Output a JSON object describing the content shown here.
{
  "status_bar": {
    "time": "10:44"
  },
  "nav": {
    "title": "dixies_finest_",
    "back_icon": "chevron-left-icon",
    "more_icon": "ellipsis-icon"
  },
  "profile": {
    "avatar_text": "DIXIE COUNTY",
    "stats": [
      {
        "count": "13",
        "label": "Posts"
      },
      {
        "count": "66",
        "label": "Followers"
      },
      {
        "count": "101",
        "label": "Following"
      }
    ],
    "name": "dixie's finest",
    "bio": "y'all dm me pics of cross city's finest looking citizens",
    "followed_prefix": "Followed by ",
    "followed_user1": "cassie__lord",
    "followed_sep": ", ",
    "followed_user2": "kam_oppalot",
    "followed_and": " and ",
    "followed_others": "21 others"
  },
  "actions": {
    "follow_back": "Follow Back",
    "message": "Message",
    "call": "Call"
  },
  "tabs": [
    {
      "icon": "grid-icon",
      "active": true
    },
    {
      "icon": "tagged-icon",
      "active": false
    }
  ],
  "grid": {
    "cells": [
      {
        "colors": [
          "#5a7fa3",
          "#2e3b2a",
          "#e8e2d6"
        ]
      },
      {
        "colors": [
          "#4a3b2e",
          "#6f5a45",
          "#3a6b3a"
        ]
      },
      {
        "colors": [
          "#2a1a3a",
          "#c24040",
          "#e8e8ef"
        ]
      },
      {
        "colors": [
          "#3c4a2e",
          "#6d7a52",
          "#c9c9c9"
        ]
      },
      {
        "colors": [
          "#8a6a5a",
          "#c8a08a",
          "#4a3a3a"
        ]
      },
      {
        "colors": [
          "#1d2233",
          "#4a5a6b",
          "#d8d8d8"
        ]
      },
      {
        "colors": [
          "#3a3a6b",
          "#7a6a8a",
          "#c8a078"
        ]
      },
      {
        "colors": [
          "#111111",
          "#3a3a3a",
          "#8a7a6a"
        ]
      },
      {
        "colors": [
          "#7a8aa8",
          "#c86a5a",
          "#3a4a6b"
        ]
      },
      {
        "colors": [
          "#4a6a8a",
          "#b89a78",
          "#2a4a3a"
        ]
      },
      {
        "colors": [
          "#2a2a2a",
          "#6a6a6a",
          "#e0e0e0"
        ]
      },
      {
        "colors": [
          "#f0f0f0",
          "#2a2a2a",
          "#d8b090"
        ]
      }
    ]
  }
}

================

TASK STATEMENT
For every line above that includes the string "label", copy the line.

RESPONSE
        "label": "Posts"
        "label": "Followers"
        "label": "Following"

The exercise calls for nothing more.